As adults, we have a pretty clear idea of what does and doesn’t work when it comes to solving problems. As our children grow and come to us with more and more complex problems, we begin to feel like the ultimate problem solver. Many times, unbeknownst to us, our ego becomes inflated and we feel like we always know the better answer to any situation with our child.
This attitude can prohibit crucial development when it comes to a child solving their own problems. When they are at school, or on their own with friends they may question their own instincts and have apprehension when it comes to solving a problem on their own.
Our first instincts usually are right. Boiled down to the most basic level we are all animals. We get that feeling in our stomach when we are nervous or afraid, we get an exhilarated feeling when we are excited or complete a goal, and so on.
When we do not allow our children to solve even the simplest problems for themselves, we are teaching them to always look for instruction and external direction outside of themselves when it comes to crucial decision making. A perfect example would be when my daughter spilled her milk at the kitchen table. First instead of reacting to the situation she looked at her parents to react to her simple mistake. After she processed the fact that there was no punishment for spilling milk, she blankly looked at me waiting for instruction. Instead of mopping up the milk, or telling her to get a rag, I asked her to solve the problem. The milk sat on the ground for a little longer than I would have liked, but she took the time to think of what would be the best way for her to clean up her mistake. She looked in our pantry and stumbled between paper towels or a dishrag, before deciding on grabbing the mop. This simple exchange subconsciously can help her build confidence in her own decision-making. Good job kiddo, clean up that milk!
This is a wonderful process to start early. If she doesn’t train her brain to react in small situations of panic, I cannot expect her to have confidence when it comes to bigger situations when she is older. Learning to follow her instincts and react swiftly with confidence is something very beneficial to children. One day it is spilled milk and the next day it can be some serious peer pressure.
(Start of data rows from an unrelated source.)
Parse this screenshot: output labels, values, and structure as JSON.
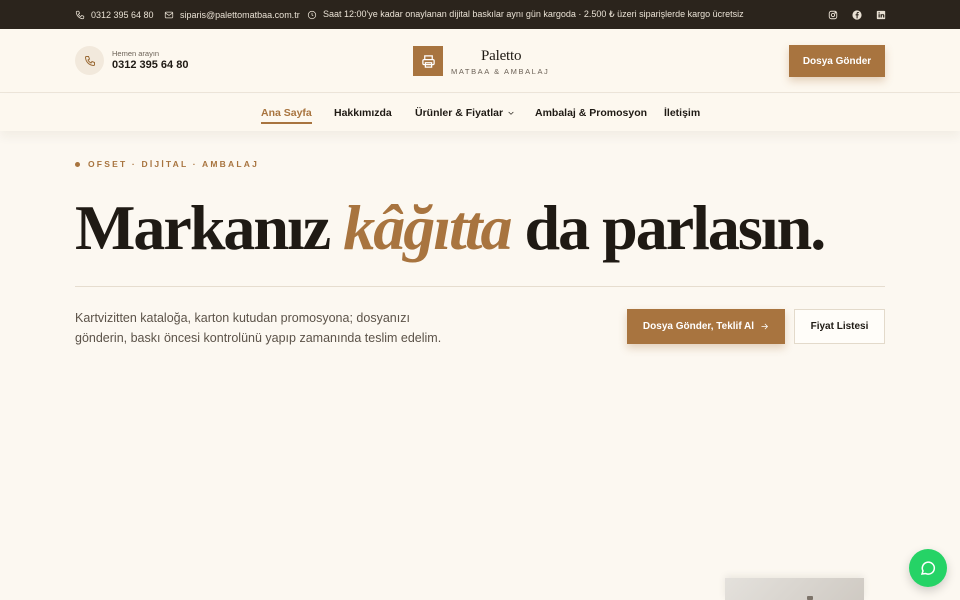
{
  "topbar": {
    "phone": "0312 395 64 80",
    "email": "siparis@palettomatbaa.com.tr",
    "notice": "Saat 12:00'ye kadar onaylanan dijital baskılar aynı gün kargoda · 2.500 ₺ üzeri siparişlerde kargo ücretsiz",
    "social_icons": [
      "instagram-icon",
      "facebook-icon",
      "linkedin-icon"
    ]
  },
  "header": {
    "call_label": "Hemen arayın",
    "call_number": "0312 395 64 80",
    "logo_name": "Paletto",
    "logo_sub": "MATBAA & AMBALAJ",
    "cta_label": "Dosya Gönder"
  },
  "nav": {
    "items": [
      {
        "label": "Ana Sayfa",
        "active": true
      },
      {
        "label": "Hakkımızda"
      },
      {
        "label": "Ürünler & Fiyatlar",
        "has_dropdown": true
      },
      {
        "label": "Ambalaj & Promosyon"
      },
      {
        "label": "İletişim"
      }
    ]
  },
  "hero": {
    "eyebrow": "OFSET · DİJİTAL · AMBALAJ",
    "headline_pre": "Markanız ",
    "headline_accent": "kâğıtta",
    "headline_post": " da parlasın.",
    "description": "Kartvizitten kataloğa, karton kutudan promosyona; dosyanızı gönderin, baskı öncesi kontrolünü yapıp zamanında teslim edelim.",
    "primary_cta": "Dosya Gönder, Teklif Al",
    "secondary_cta": "Fiyat Listesi"
  },
  "colors": {
    "accent": "#a8743f",
    "topbar_bg": "#2b241c",
    "page_bg": "#fcf8f1",
    "chat": "#25d366"
  }
}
Similar scenarios could be figuring out her homework instead of giving into parental frustration and telling her to skip it. Allowing her to clean up her own mess instead of reacting in an angry manner and begrudgingly cleaning it myself.
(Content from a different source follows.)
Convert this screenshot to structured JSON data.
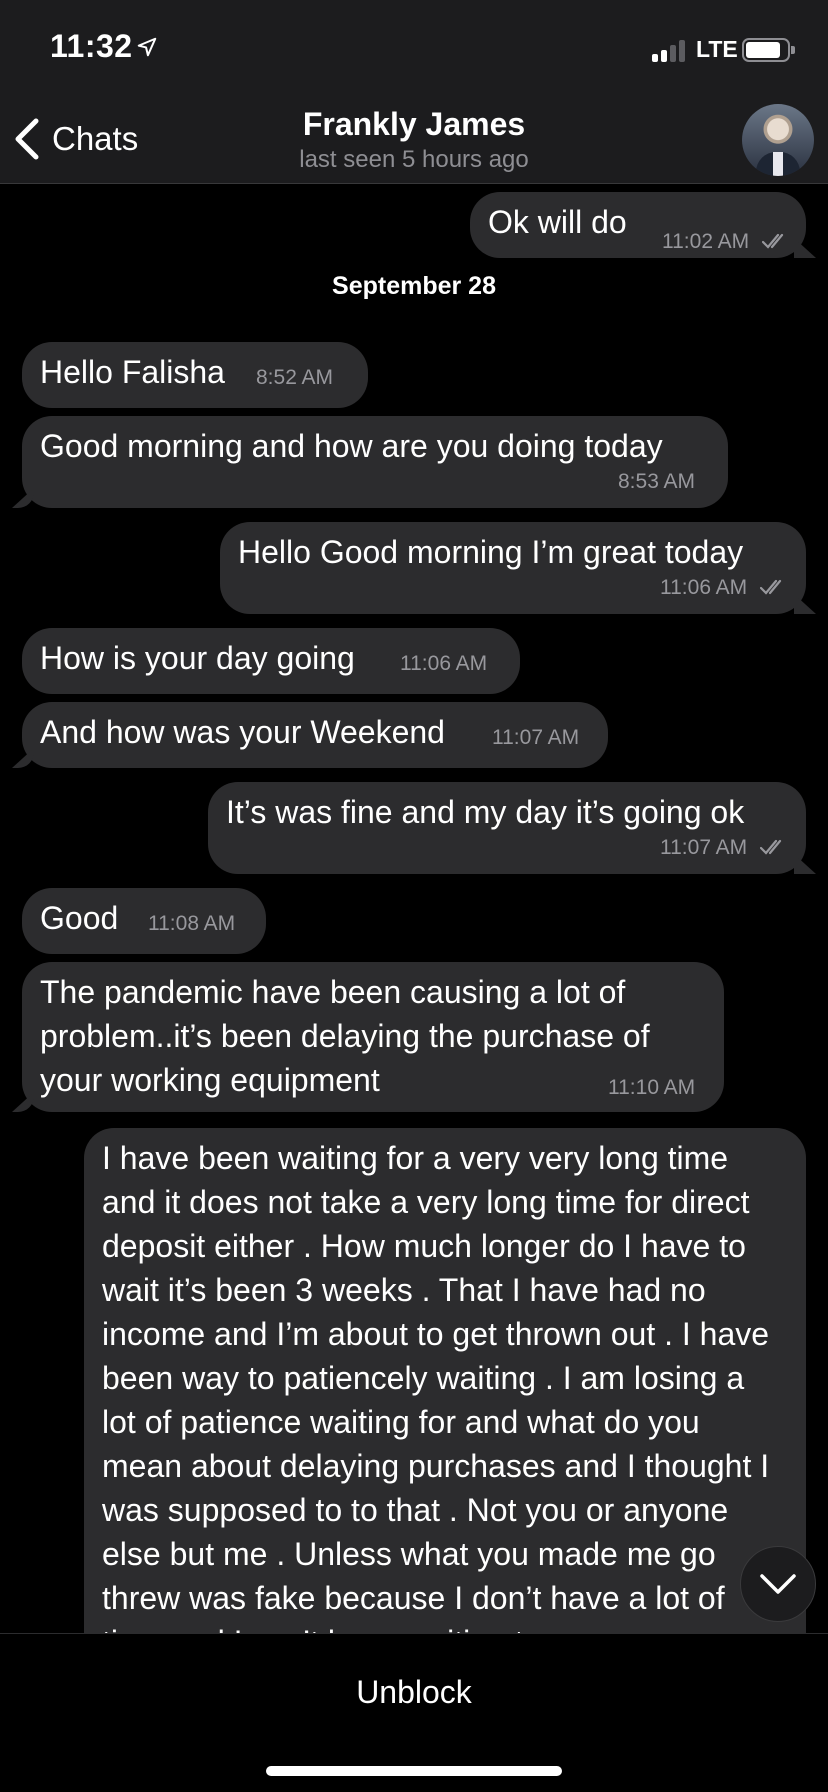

I often wonder why children make stupid decisions, especially ones that can negatively impact their life. If they are not taught from an early age to follow their instincts when it comes to a problem, they might not know to trust them when the problem is more serious.
Many times I try and place myself behind the eyes of a child and think of things that would have helped me at that age. Confidence is a huge thing with children, and as they are told more and more what to do, how to do it, and how to behave they truly start to second-guess their own instincts, feelings and reactions. It is up to us as parents to really help reinforce their own decision-making, even if it means leaving a puddle of milk on the floor. Sometimes we have to put ourselves in their shoes, get down on the ground and play, and remember what it was like to be a child.
The best way we can impart our wisdom is not dictating their every move, but gently guiding them in the right direction and helping to build their confidence in the person that they are so they can make smarter decisions as they grow.